## [WORK ORDER]
For the word "address", state how many lines of the listing below contain it. Give the number and nothing more.

───

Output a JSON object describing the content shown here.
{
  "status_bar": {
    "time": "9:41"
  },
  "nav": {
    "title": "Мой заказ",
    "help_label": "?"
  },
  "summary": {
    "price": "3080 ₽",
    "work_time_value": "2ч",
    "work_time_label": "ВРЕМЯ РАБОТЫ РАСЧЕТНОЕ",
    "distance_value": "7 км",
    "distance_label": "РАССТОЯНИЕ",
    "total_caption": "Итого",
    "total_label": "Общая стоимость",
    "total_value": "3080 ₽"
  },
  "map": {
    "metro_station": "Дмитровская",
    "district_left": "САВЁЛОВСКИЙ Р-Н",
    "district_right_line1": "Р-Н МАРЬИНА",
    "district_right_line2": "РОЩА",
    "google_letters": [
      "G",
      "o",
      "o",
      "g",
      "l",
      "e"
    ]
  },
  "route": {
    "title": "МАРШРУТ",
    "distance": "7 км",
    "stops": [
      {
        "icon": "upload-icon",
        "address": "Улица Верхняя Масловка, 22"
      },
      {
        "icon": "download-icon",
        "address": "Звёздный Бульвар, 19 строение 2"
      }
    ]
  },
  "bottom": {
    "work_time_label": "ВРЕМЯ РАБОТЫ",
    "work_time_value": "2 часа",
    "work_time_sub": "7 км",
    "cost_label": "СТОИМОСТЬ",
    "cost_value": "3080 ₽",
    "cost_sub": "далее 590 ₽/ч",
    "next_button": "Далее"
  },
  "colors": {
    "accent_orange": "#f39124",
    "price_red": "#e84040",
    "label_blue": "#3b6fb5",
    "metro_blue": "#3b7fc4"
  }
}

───

## [EXERCISE RESULT]
2